As a matter of principle, the law in Ethiopia equally applies to any person irrespective of nationality. However, different legislation contain special provisions specifically applicable to foreigners. This summary is about these special legal provisions.
Ownership of Immovable Property
The 1960 Civil Code restricts the right of foreigners to own immovable property in Ethiopia. (Article 390 of the Civil Code) Any foreigner who is found to own immovable property in good faith is required by the competent authority to dispose of such immovable property to an Ethiopian within a period of six months. In case of failure to dispose of such immovable property to an Ethiopian within six months, the immovable property shall be seized and sold by the competent authority. The proceeds of the sale shall be paid to the foreigner less twenty percent which shall be deducted as a penalty and with a view to covering the expenses of sale. When the property is acquired by succession, the deduction will be only ten percent.
(Article 390-393 of the Civil Code)
Special cases for foreign investors
The old law which puts restriction on foreigners regarding ownership of immovable property has been recently relaxed by a recent law.
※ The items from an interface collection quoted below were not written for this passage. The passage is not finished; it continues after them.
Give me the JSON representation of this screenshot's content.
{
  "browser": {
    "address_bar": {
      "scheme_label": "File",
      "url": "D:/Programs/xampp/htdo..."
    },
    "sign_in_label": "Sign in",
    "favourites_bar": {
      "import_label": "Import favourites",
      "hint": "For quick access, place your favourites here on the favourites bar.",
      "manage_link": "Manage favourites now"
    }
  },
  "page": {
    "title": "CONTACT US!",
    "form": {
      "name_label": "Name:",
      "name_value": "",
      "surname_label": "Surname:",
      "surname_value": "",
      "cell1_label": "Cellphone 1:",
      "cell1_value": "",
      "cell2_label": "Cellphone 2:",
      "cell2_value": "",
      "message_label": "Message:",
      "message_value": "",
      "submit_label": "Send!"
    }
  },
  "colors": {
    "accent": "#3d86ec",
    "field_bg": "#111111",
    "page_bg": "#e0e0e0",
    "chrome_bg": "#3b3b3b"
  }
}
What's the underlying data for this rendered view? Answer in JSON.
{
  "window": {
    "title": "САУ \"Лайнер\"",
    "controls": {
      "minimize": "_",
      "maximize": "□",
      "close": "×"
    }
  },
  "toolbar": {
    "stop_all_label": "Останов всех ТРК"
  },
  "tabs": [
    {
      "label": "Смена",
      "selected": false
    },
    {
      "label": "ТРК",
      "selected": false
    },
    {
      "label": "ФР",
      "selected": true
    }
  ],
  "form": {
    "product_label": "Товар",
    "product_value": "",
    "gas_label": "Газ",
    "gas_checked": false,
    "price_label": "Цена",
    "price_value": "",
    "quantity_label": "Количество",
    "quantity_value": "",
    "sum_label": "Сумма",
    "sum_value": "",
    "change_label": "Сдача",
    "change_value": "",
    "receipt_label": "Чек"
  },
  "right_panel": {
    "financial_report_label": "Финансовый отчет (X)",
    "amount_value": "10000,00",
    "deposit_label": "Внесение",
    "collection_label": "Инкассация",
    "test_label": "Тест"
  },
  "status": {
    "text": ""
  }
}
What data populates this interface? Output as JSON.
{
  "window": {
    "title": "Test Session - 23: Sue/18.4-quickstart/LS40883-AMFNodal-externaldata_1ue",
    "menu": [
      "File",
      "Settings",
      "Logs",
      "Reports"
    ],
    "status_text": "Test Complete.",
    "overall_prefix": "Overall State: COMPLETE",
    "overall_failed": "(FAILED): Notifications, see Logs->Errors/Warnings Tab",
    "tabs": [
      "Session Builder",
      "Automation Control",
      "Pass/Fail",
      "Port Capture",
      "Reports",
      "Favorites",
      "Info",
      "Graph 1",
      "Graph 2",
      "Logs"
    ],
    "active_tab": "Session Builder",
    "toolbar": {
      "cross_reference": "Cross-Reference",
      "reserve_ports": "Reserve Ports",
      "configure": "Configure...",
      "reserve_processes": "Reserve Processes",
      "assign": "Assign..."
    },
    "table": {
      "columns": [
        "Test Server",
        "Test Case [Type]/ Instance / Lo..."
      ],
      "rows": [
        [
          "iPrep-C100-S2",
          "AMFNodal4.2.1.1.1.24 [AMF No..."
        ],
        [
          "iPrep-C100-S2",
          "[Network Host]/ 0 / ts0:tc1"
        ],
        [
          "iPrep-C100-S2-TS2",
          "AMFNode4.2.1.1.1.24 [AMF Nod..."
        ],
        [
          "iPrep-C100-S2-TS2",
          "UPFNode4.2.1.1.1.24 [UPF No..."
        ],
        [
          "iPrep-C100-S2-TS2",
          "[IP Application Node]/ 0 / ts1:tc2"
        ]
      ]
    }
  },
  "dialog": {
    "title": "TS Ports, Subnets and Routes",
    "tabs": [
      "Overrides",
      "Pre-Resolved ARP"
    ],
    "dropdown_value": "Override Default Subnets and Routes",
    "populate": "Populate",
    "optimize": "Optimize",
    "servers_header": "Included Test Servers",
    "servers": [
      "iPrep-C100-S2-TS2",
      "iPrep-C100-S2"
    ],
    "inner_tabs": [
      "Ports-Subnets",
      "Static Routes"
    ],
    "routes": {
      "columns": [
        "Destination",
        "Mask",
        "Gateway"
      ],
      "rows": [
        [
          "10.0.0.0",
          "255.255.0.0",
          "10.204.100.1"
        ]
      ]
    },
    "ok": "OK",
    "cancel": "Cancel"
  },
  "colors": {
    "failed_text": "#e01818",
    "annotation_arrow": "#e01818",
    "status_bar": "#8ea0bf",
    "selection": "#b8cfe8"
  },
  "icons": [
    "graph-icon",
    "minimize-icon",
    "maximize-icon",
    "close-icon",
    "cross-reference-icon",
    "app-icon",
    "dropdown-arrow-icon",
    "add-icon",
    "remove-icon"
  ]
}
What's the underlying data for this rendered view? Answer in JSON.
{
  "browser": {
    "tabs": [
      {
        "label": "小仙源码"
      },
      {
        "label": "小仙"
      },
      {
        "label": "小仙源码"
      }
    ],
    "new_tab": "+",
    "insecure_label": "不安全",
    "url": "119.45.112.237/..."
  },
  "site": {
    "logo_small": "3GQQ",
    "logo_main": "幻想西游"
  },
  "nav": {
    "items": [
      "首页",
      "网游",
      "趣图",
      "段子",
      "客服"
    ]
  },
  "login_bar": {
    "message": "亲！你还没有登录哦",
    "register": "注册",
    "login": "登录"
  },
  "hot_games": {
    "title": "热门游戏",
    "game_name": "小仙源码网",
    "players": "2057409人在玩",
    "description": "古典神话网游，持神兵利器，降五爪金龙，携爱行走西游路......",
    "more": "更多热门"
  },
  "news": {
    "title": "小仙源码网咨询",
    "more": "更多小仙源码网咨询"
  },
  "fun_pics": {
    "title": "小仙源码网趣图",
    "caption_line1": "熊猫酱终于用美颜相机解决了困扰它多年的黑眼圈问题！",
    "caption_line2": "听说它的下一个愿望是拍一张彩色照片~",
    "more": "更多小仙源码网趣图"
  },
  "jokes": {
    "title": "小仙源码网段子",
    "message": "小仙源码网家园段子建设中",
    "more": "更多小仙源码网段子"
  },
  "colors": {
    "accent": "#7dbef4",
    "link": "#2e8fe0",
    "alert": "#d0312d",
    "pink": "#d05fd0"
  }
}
The new investment proclamation allows foreign investor or a foreign national treated as domestic investor to have the right to own a dwelling house and other immovable property requisite for their investment.
(Article 24 of Investment proclamation No. 760/2012) Continue reading →
HAPPY NEW YEAR
Just like last year 2012 was again a wonderful blogging year.
On January 18 chilot.me will celebrate its 2nd birthday.
You can celebrate with me by sending email, cards or if you are around Dire Dawa, buy me some ‘gift’
within two years chilot.me has shown great improvement.
Total views in 2011= 94,269
Total views in 2012=467,532
chilot.me is now one of top 15 Ethiopian websites and within top 100 websites in Ethiopia (#59)
- Those who visited and revisited my blog
- Those who sent me encouragement (223 friends) through contact me page
- Those who subscribed to my blog (845 friends)
- Those who commented on posts and pages
- Those who like and shared my posts
to two lawyers from America
1-Alem Taye, 234 Cool Stone Bend, Lake IN The Hills, IL 601565 for solving one of the critical problems of my blog. I had limited space on wordpress.com
Alem Taye upgraded the available space of the blog from 5 gb. to 25 gb. Thanks a lot
2- Addisu Zegeye Dubale
The WordPress.com stats helper monkeys prepared a 2012 annual report for this blog.
Here’s an excerpt:
About 55,000 tourists visit Liechtenstein every year. This blog was viewed about 460,000 times in 2012. If it were Liechtenstein, it would take about 8 years for that many people to see it. Your blog had more visits than a small country in Europe!